‘LOVE IS LOVE’: Powerful Graphic novel supports Pulse victims


Esther Bell


By James Firkins

“So their love is different. It has to be, to fight so much hate. It’s super love,” says a small boy depicted outside the Orlando nightclub Pulse, honoring its victims.

“Yeah,” his dad replies, in the final panel of an iridescent, bright yellow  single-page comic that almost blinds the eye. 

“Yeah, super love,” he said.  

This is one of the more hope-filled entries in a collection of work from more than 200 writers and artists titled “LOVE IS LOVE,” honoring the 49 people killed during the Orlando nightclub shooting June 12, 2016.

The 144-page graphic novel, published Dec. 16, 2016, and curated by Marc Andreyko, is a collaboration between IDW Publishing and DC Entertainment. DC lent characters such as Batman and Wonder Woman, among others, for the stories, resulting in such beautiful moments like Harley Quinn admitting, “Love is going vegan just for her,” when the suitably plant-based Poison Ivy insists they eat vegan pizza.

However, not all the entries are proud and unashamed declarations of love. There is a close-up illustration of a contented child hugging his mother, head on her hip, as we barely see over his shoulder a bathroom door displaying three bullet holes. At the bottom of the image is the message victim Eddie Jamoldroy Justice texted to his mother as he hid in the bathroom, along with the time it was sent: “‘Mommy I love you.’ 2:06am.”

There are times when your hairs will stand on end. There are times when there will be an overwhelming surge of emotion in your chest, or the pressure of tears starting to flow. Readers should simply allow themselves to cry, and because this book is a powerful declaration to the humanity of the victims and the LGBT community that many in the world would seem to want to deny. This book might be the perfect way to introduce the subject to children and those who may have trouble understanding. 

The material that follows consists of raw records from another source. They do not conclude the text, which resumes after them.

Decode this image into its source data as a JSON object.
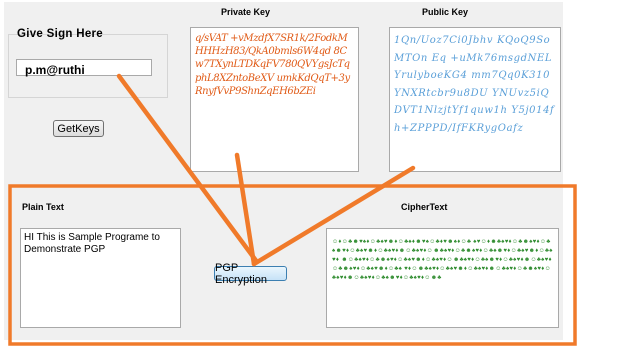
{
  "sign": {
    "title": "Give Sign Here",
    "value": "p.m@ruthi",
    "getkeys_label": "GetKeys"
  },
  "private_key": {
    "title": "Private Key",
    "text": "q/sVAT +vMzdfX7SR1k/2FodkMHHHzH83/QkA0bmls6W4qd 8Cw7TXynLTDKqFV780QVYgsJcTqphL8XZntoBeXV umkKdQqT+3yRnyfVvP9ShnZqEH6bZEi"
  },
  "public_key": {
    "title": "Public Key",
    "text": "1Qn/Uoz7Ci0Jbhv KQoQ9SoMTOn Eq +uMk76msgdNEL YrulyboeKG4 mm7Qq0K310YNXRtcbr9u8DU YNUvz5iQDVT1NlzjtYf1quw1h Y5j014fh+ZPPPD/IfFKRygOafz"
  },
  "plain": {
    "title": "Plain Text",
    "text": "HI This is Sample Programe to Demonstrate PGP"
  },
  "cipher": {
    "title": "CipherText",
    "text": "☺♦☺♣☻♥♠♦☺♣♠♥☻♦☺♣♠♦☻♥♠☺♣♦♥☻♠♦☺♣ ♠♥☺♦☻♣♠♥♦☺♣☻♠♥♦☺♣♠☻♥♦☺♣♠♥☻♦☺♣♠♥♦☻☺♣♠♥♦☺☻♣♠♥♦☺♣☻♠♥♦☺♣♠☻♥♦☺♣♠♥☻♦☺♣♠♥♦ ☻☺♣♠♥♦☺♣☻♠♥♦☺♣♠♥☻♦☺♣♠♥♦☺☻♣♠♥♦☺♣♠☻♥♦☺♣♠♥♦☻☺♣♠♥♦☺♣☻♠♥♦☺♣♠♥☻♦☺♣♠ ♥♦☺☻♣♠♥♦☺♣♠♥☻♦☺♣♠♥♦☻☺♣♠♥♦☺♣☻♠♥♦☺♣♠♥♦☻☺♣♠♥♦☺♣♠☻♥♦☺♣♠♥♦☺☻♣"
  },
  "encrypt": {
    "label": "PGP Encryption"
  },
  "colors": {
    "annotation": "#f07a2a",
    "form_bg": "#f0f0f0",
    "private_text": "#e05a16",
    "public_text": "#5a9fd8",
    "cipher_text": "#2e8b2e"
  }
}
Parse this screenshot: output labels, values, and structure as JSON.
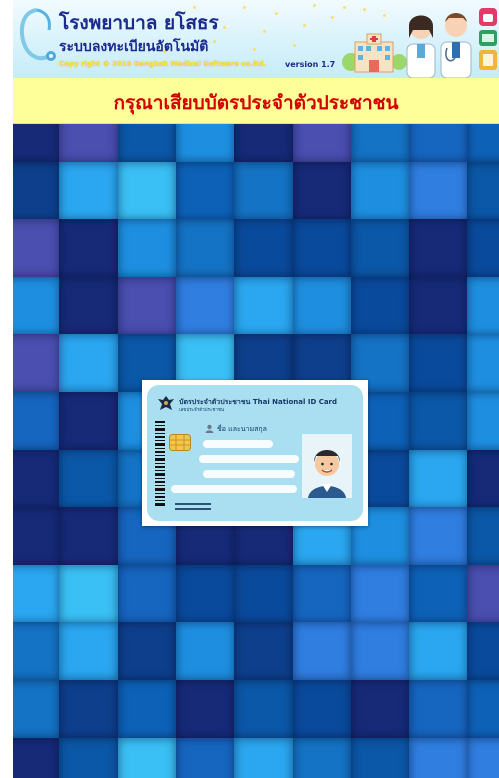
{
  "header": {
    "hospital_name": "โรงพยาบาล ยโสธร",
    "system_name": "ระบบลงทะเบียนอัตโนมัติ",
    "copyright": "Copy right © 2016 Bangkok Medical Software co.ltd.",
    "version": "version 1.7"
  },
  "prompt": {
    "text": "กรุณาเสียบบัตรประจำตัวประชาชน"
  },
  "id_card": {
    "title": "บัตรประจำตัวประชาชน  Thai National ID Card",
    "subtitle": "เลขประจำตัวประชาชน",
    "name_label": "ชื่อ และนามสกุล"
  },
  "colors": {
    "prompt_bg": "#ffff99",
    "prompt_text": "#d40000",
    "title_blue": "#1b2a8c",
    "card_bg": "#a9dff0"
  },
  "tile_palette": [
    "#1473c4",
    "#0b58a8",
    "#1e8fe0",
    "#2aa7f0",
    "#0e3f8c",
    "#162a78",
    "#4a4fb0",
    "#0d62b8",
    "#2f7ee0",
    "#3ac0f5",
    "#1666c0",
    "#0a4a9c"
  ]
}
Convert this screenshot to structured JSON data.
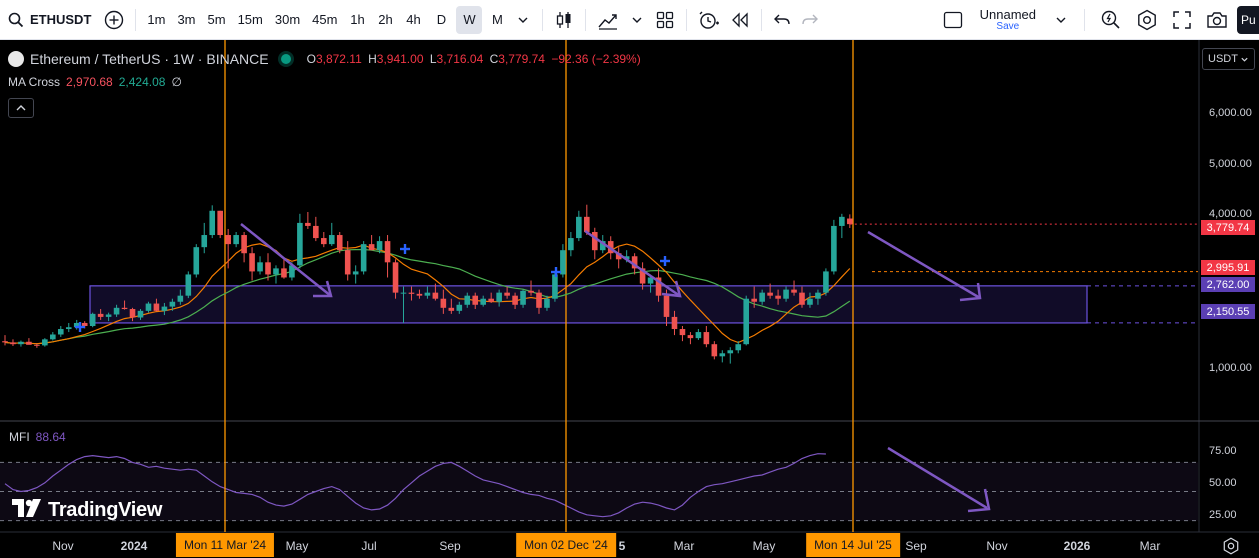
{
  "toolbar": {
    "symbol": "ETHUSDT",
    "intervals": [
      "1m",
      "3m",
      "5m",
      "15m",
      "30m",
      "45m",
      "1h",
      "2h",
      "4h",
      "D",
      "W",
      "M"
    ],
    "active_interval": "W",
    "layout_name": "Unnamed",
    "layout_status": "Save",
    "publish_label": "Pu"
  },
  "legend": {
    "symbol_name": "Ethereum / TetherUS · 1W · BINANCE",
    "open_label": "O",
    "open": "3,872.11",
    "high_label": "H",
    "high": "3,941.00",
    "low_label": "L",
    "low": "3,716.04",
    "close_label": "C",
    "close": "3,779.74",
    "change": "−92.36 (−2.39%)"
  },
  "ma_cross": {
    "name": "MA Cross",
    "fast": "2,970.68",
    "slow": "2,424.08",
    "symbol": "∅"
  },
  "mfi": {
    "name": "MFI",
    "value": "88.64"
  },
  "brand": {
    "name": "TradingView"
  },
  "currency": "USDT",
  "price_axis": {
    "labels": [
      "6,000.00",
      "5,000.00",
      "4,000.00",
      "1,000.00"
    ],
    "tags": [
      {
        "text": "3,779.74",
        "color": "#f23645"
      },
      {
        "text": "2,995.91",
        "color": "#f23645"
      },
      {
        "text": "2,762.00",
        "color": "#5b3fb4"
      },
      {
        "text": "2,150.55",
        "color": "#5b3fb4"
      }
    ]
  },
  "mfi_axis": {
    "labels": [
      "75.00",
      "50.00",
      "25.00"
    ]
  },
  "time_axis": {
    "labels": [
      "Nov",
      "2024",
      "May",
      "Jul",
      "Sep",
      "5",
      "Mar",
      "May",
      "Sep",
      "Nov",
      "2026",
      "Mar"
    ],
    "markers": [
      "Mon 11 Mar '24",
      "Mon 02 Dec '24",
      "Mon 14 Jul '25"
    ]
  },
  "colors": {
    "up": "#26a69a",
    "down": "#ef5350",
    "ma_fast": "#f57c00",
    "ma_slow": "#4caf50",
    "zone": "#6c52e0",
    "vline": "#ff9800",
    "mfi": "#7e57c2",
    "arrow": "#7e57c2"
  },
  "chart_data": {
    "type": "candlestick",
    "interval": "1W",
    "price_range": [
      550,
      6750
    ],
    "zone": [
      2150.55,
      2762.0
    ],
    "ref_lines": [
      2995.91,
      2762.0,
      2150.55
    ],
    "last_close": 3779.74,
    "mfi_levels": [
      80,
      50,
      20
    ],
    "candles": [
      [
        1850,
        1950,
        1780,
        1830
      ],
      [
        1830,
        1880,
        1770,
        1800
      ],
      [
        1800,
        1860,
        1760,
        1840
      ],
      [
        1840,
        1900,
        1800,
        1790
      ],
      [
        1790,
        1810,
        1740,
        1780
      ],
      [
        1780,
        1900,
        1760,
        1880
      ],
      [
        1880,
        2000,
        1860,
        1960
      ],
      [
        1960,
        2100,
        1920,
        2050
      ],
      [
        2050,
        2150,
        2000,
        2080
      ],
      [
        2080,
        2200,
        2040,
        2150
      ],
      [
        2150,
        2180,
        2060,
        2100
      ],
      [
        2100,
        2320,
        2080,
        2300
      ],
      [
        2300,
        2380,
        2200,
        2250
      ],
      [
        2250,
        2320,
        2180,
        2290
      ],
      [
        2290,
        2450,
        2250,
        2400
      ],
      [
        2400,
        2520,
        2370,
        2380
      ],
      [
        2380,
        2400,
        2180,
        2240
      ],
      [
        2240,
        2380,
        2200,
        2350
      ],
      [
        2350,
        2500,
        2320,
        2470
      ],
      [
        2470,
        2550,
        2340,
        2350
      ],
      [
        2350,
        2480,
        2280,
        2420
      ],
      [
        2420,
        2550,
        2350,
        2500
      ],
      [
        2500,
        2700,
        2450,
        2600
      ],
      [
        2600,
        3000,
        2560,
        2950
      ],
      [
        2950,
        3450,
        2900,
        3400
      ],
      [
        3400,
        3800,
        3300,
        3600
      ],
      [
        3600,
        4090,
        3550,
        4000
      ],
      [
        4000,
        4000,
        3550,
        3600
      ],
      [
        3600,
        3700,
        3050,
        3450
      ],
      [
        3450,
        3650,
        3400,
        3600
      ],
      [
        3600,
        3650,
        3150,
        3300
      ],
      [
        3300,
        3400,
        2850,
        3000
      ],
      [
        3000,
        3250,
        2950,
        3150
      ],
      [
        3150,
        3300,
        2850,
        2950
      ],
      [
        2950,
        3100,
        2800,
        3050
      ],
      [
        3050,
        3200,
        2880,
        2900
      ],
      [
        2900,
        3150,
        2850,
        3100
      ],
      [
        3100,
        3950,
        3050,
        3800
      ],
      [
        3800,
        3980,
        3700,
        3750
      ],
      [
        3750,
        3900,
        3500,
        3550
      ],
      [
        3550,
        3650,
        3400,
        3450
      ],
      [
        3450,
        3800,
        3420,
        3600
      ],
      [
        3600,
        3650,
        3300,
        3350
      ],
      [
        3350,
        3500,
        2850,
        2950
      ],
      [
        2950,
        3100,
        2800,
        3000
      ],
      [
        3000,
        3500,
        2950,
        3450
      ],
      [
        3450,
        3600,
        3350,
        3350
      ],
      [
        3350,
        3580,
        3300,
        3500
      ],
      [
        3500,
        3600,
        2900,
        3150
      ],
      [
        3150,
        3200,
        2550,
        2650
      ],
      [
        2650,
        2750,
        2150,
        2650
      ],
      [
        2650,
        2750,
        2520,
        2630
      ],
      [
        2630,
        2700,
        2550,
        2600
      ],
      [
        2600,
        2750,
        2550,
        2650
      ],
      [
        2650,
        2800,
        2520,
        2550
      ],
      [
        2550,
        2700,
        2300,
        2400
      ],
      [
        2400,
        2550,
        2300,
        2350
      ],
      [
        2350,
        2500,
        2300,
        2450
      ],
      [
        2450,
        2650,
        2400,
        2600
      ],
      [
        2600,
        2650,
        2380,
        2450
      ],
      [
        2450,
        2600,
        2420,
        2550
      ],
      [
        2550,
        2650,
        2480,
        2500
      ],
      [
        2500,
        2700,
        2420,
        2650
      ],
      [
        2650,
        2750,
        2550,
        2600
      ],
      [
        2600,
        2650,
        2380,
        2450
      ],
      [
        2450,
        2700,
        2400,
        2680
      ],
      [
        2680,
        2850,
        2600,
        2650
      ],
      [
        2650,
        2700,
        2300,
        2400
      ],
      [
        2400,
        2600,
        2350,
        2550
      ],
      [
        2550,
        3000,
        2500,
        2950
      ],
      [
        2950,
        3450,
        2900,
        3350
      ],
      [
        3350,
        3650,
        3250,
        3550
      ],
      [
        3550,
        4000,
        3500,
        3900
      ],
      [
        3900,
        4100,
        3600,
        3650
      ],
      [
        3650,
        3720,
        3200,
        3350
      ],
      [
        3350,
        3600,
        3300,
        3500
      ],
      [
        3500,
        3580,
        3200,
        3300
      ],
      [
        3300,
        3400,
        3050,
        3200
      ],
      [
        3200,
        3350,
        3150,
        3250
      ],
      [
        3250,
        3300,
        2950,
        3050
      ],
      [
        3050,
        3150,
        2700,
        2800
      ],
      [
        2800,
        2950,
        2650,
        2900
      ],
      [
        2900,
        3050,
        2500,
        2600
      ],
      [
        2600,
        2700,
        2100,
        2250
      ],
      [
        2250,
        2350,
        1950,
        2050
      ],
      [
        2050,
        2100,
        1850,
        1950
      ],
      [
        1950,
        2000,
        1800,
        1900
      ],
      [
        1900,
        2050,
        1870,
        2000
      ],
      [
        2000,
        2100,
        1750,
        1800
      ],
      [
        1800,
        1850,
        1550,
        1600
      ],
      [
        1600,
        1700,
        1500,
        1650
      ],
      [
        1650,
        1750,
        1480,
        1700
      ],
      [
        1700,
        1850,
        1650,
        1800
      ],
      [
        1800,
        2600,
        1780,
        2550
      ],
      [
        2550,
        2750,
        2400,
        2500
      ],
      [
        2500,
        2700,
        2450,
        2650
      ],
      [
        2650,
        2800,
        2550,
        2600
      ],
      [
        2600,
        2700,
        2450,
        2550
      ],
      [
        2550,
        2750,
        2500,
        2700
      ],
      [
        2700,
        2850,
        2600,
        2650
      ],
      [
        2650,
        2750,
        2400,
        2450
      ],
      [
        2450,
        2650,
        2400,
        2550
      ],
      [
        2550,
        2700,
        2450,
        2650
      ],
      [
        2650,
        3050,
        2600,
        3000
      ],
      [
        3000,
        3850,
        2950,
        3750
      ],
      [
        3750,
        3950,
        3550,
        3900
      ],
      [
        3872.11,
        3941.0,
        3716.04,
        3779.74
      ]
    ],
    "mfi_values": [
      58,
      52,
      50,
      51,
      54,
      59,
      66,
      72,
      78,
      83,
      86,
      87,
      86,
      85,
      86,
      84,
      80,
      78,
      75,
      76,
      74,
      73,
      72,
      73,
      72,
      66,
      60,
      55,
      52,
      49,
      48,
      47,
      44,
      39,
      36,
      35,
      37,
      42,
      47,
      50,
      53,
      55,
      52,
      45,
      38,
      33,
      31,
      32,
      36,
      43,
      52,
      59,
      66,
      71,
      76,
      79,
      80,
      76,
      71,
      66,
      62,
      60,
      58,
      55,
      52,
      49,
      47,
      46,
      43,
      41,
      37,
      33,
      29,
      26,
      25,
      24,
      25,
      28,
      33,
      37,
      39,
      38,
      36,
      33,
      31,
      36,
      44,
      50,
      55,
      57,
      58,
      60,
      62,
      64,
      66,
      67,
      70,
      73,
      75,
      79,
      84,
      87,
      89,
      88.64
    ]
  }
}
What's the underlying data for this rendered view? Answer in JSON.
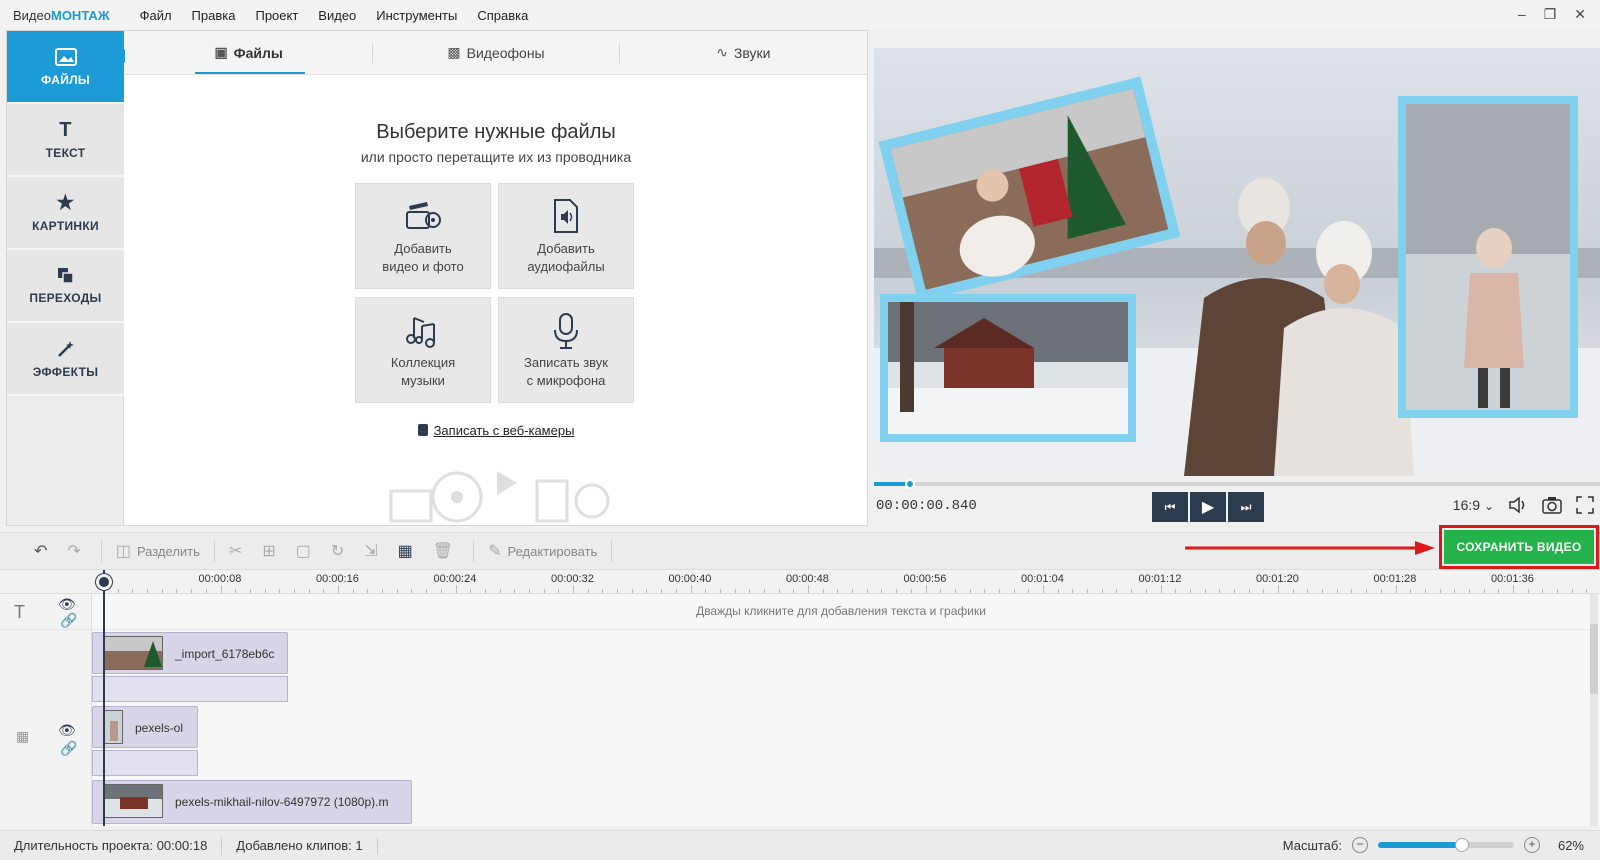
{
  "app": {
    "brand_part1": "Видео",
    "brand_part2": "МОНТАЖ"
  },
  "menu": [
    "Файл",
    "Правка",
    "Проект",
    "Видео",
    "Инструменты",
    "Справка"
  ],
  "sidebar": {
    "items": [
      {
        "label": "ФАЙЛЫ",
        "icon": "files-icon",
        "active": true
      },
      {
        "label": "ТЕКСТ",
        "icon": "text-icon",
        "active": false
      },
      {
        "label": "КАРТИНКИ",
        "icon": "star-icon",
        "active": false
      },
      {
        "label": "ПЕРЕХОДЫ",
        "icon": "transitions-icon",
        "active": false
      },
      {
        "label": "ЭФФЕКТЫ",
        "icon": "magic-wand-icon",
        "active": false
      }
    ]
  },
  "tabs": [
    {
      "label": "Файлы",
      "icon": "image-icon",
      "active": true
    },
    {
      "label": "Видеофоны",
      "icon": "video-background-icon",
      "active": false
    },
    {
      "label": "Звуки",
      "icon": "soundwave-icon",
      "active": false
    }
  ],
  "files_panel": {
    "title": "Выберите нужные файлы",
    "subtitle": "или просто перетащите их из проводника",
    "tiles": [
      {
        "label": "Добавить\nвидео и фото",
        "icon": "film-camera-icon"
      },
      {
        "label": "Добавить\nаудиофайлы",
        "icon": "audio-file-icon"
      },
      {
        "label": "Коллекция\nмузыки",
        "icon": "music-notes-icon"
      },
      {
        "label": "Записать звук\nс микрофона",
        "icon": "microphone-icon"
      }
    ],
    "webcam_link": "Записать с веб-камеры"
  },
  "preview": {
    "timecode": "00:00:00.840",
    "progress_fraction": 0.05,
    "aspect_ratio": "16:9",
    "aspect_chevron": "⌄"
  },
  "toolbar": {
    "split_label": "Разделить",
    "edit_label": "Редактировать",
    "save_label": "СОХРАНИТЬ ВИДЕО"
  },
  "timeline": {
    "ticks": [
      "00:00:08",
      "00:00:16",
      "00:00:24",
      "00:00:32",
      "00:00:40",
      "00:00:48",
      "00:00:56",
      "00:01:04",
      "00:01:12",
      "00:01:20",
      "00:01:28",
      "00:01:36"
    ],
    "text_hint": "Дважды кликните для добавления текста и графики",
    "clips": [
      {
        "label": "_import_6178eb6c"
      },
      {
        "label": "pexels-ol"
      },
      {
        "label": "pexels-mikhail-nilov-6497972 (1080p).m"
      }
    ]
  },
  "status": {
    "duration": "Длительность проекта:  00:00:18",
    "clips_added": "Добавлено клипов: 1",
    "zoom_label": "Масштаб:",
    "zoom_value": "62%",
    "zoom_fraction": 0.62
  },
  "colors": {
    "accent": "#1d9bd7",
    "save_green": "#24b34a",
    "highlight_red": "#e01818",
    "nav_dark": "#2d3b4f"
  }
}
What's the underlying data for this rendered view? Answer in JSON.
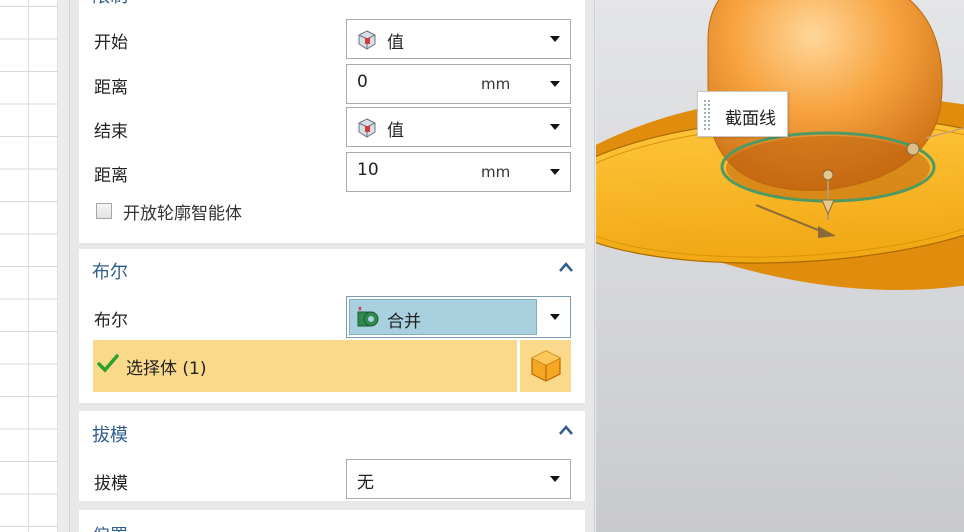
{
  "limit_section": {
    "title_partial": "限制",
    "start_label": "开始",
    "start_value": "值",
    "distance1_label": "距离",
    "distance1_value": "0",
    "distance1_unit": "mm",
    "end_label": "结束",
    "end_value": "值",
    "distance2_label": "距离",
    "distance2_value": "10",
    "distance2_unit": "mm",
    "open_profile_label": "开放轮廓智能体",
    "open_profile_checked": false
  },
  "boolean_section": {
    "title": "布尔",
    "bool_label": "布尔",
    "bool_value": "合并",
    "select_body_label": "选择体 (1)"
  },
  "draft_section": {
    "title": "拔模",
    "draft_label": "拔模",
    "draft_value": "无"
  },
  "next_section": {
    "title_partial": "偏置"
  },
  "viewport": {
    "tooltip_label": "截面线"
  },
  "icons": {
    "value_icon": "cube-value-icon",
    "unite_icon": "boolean-unite-icon",
    "check_icon": "green-check-icon",
    "body_icon": "orange-cube-icon",
    "collapse_icon": "chevron-up-icon",
    "dropdown_icon": "triangle-down-icon"
  },
  "colors": {
    "section_title": "#2f5d8f",
    "selection_highlight": "#fbd98a",
    "combo_selected": "#a8d0de",
    "part_orange": "#f4a340",
    "disc_yellow": "#f7b21e"
  }
}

“LOVE IS LOVE” honors the victims by donating all proceeds to Equality Florida, the “largest civil rights organization dedicated to securing full equality for Florida’s LGBT community.” It features work donated by an assortment of renowned creatives such as Steve Sadowski, Patton Oswalt, Ming Doyle and instantly recognizable J.K. Rowling, displayed across a wide range of illustrative styles from the soft comforts of  watercolor, to the contrasting black and white of pen and ink.

Some of the comic strips feel a little like a personal response to the attacks, which inevitably shifts the focus. Some are challenging to read, such as the Bizarro strip, and are not instantly understood. This may not be a bad thing, though, because it can be overwhelming when the focus is solely on victims—like the page about Brenda and Isaiah, a mother and son who danced in the club together. Brenda had survived cancer twice, the text reads, but only Isaiah made it out alive. 

But nothing is more profound than what is found on the inside front cover. There, are the names and ages of the 49 victims of the Orlando shooting who did not survive. The youngest was just 18.

Is the collection perfect? No, but that’s not the point. This book should exist free from any critical challenges and stand as it is intended: an emotive, clear declaration that love comes in all shapes and sizes. To put it another way, a comic near the back of the book says, “Of course we’re happy! After all, no matter the shape, size, color or gender… Love is love.”